I believe that this is what women from all around the world have done for thousands of years. Circles of sisterhood are nothing new. What is fresh and inspiring to me is that, somehow, we have managed to renew these bonds in a social context and political climate that seems to suggest everything but this sort of productive unification of people and interests.
Scholars, artists, journalists, teachers, lawyers, workers, community leaders. Work at home. Stay at home. Working. Straight, bisexual, lesbian. All mommies. All powerful. All together.
One of the most moving testaments to our sisterhood was a collective effort to support a displaced woman from Los Angeles who birthed a premature baby boy while on vacation in New York City. In addition to having her son placed in the Neo-Natal Intensive Care Unit of a local hospital indefinitely, she was left with no job, home, or health insurance in a strange city. Upon learning of her predicament, one of the mother's posted the situation on our network, and within hours, networks and resources were mobilized to support her. Baby clothing and breastfeeding pumps located. Public health insurance protocols explained. And most importantly, love and support expressed by a virtual community of strangers committed to helping a fellow sister.
We meet each other on trains and in doctor’s offices. On the street or in play groups. At daycare centers or other places in our local neighborhoods. And there are daddies, too. They aren’t official members, but they stand with us and contribute where they can – or where we let them- respecting our space and power.
In all of our many exchanges on nutrition, health, parenting, relationships, and community building, nothing stands out more than our earnest commitment to honesty and acceptance. In this, we have found communion and sisterhood, expressed through the sharing resources, networks, and ideas. We have also harnessed the heart of our collective strength as women in a society that systemically excludes "real women" in their beauty, complexity, and power.
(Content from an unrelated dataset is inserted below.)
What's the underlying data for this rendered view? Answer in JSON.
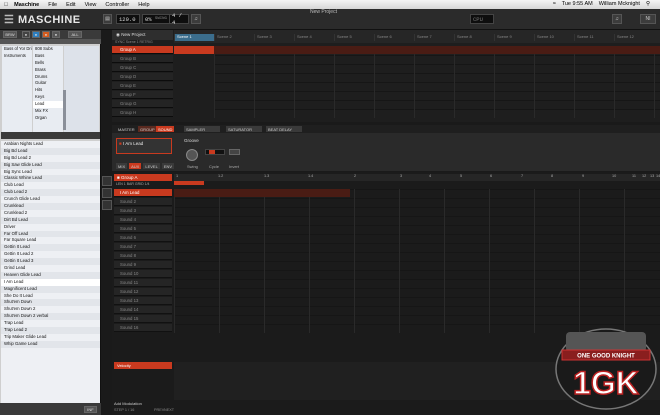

From a simple online community, I have realized that the fabled Super Mom is truly dead. She never existed. And we are the true Super Women, profoundly beautiful and flawed at once. Perfect in our imperfection. And we are not alone.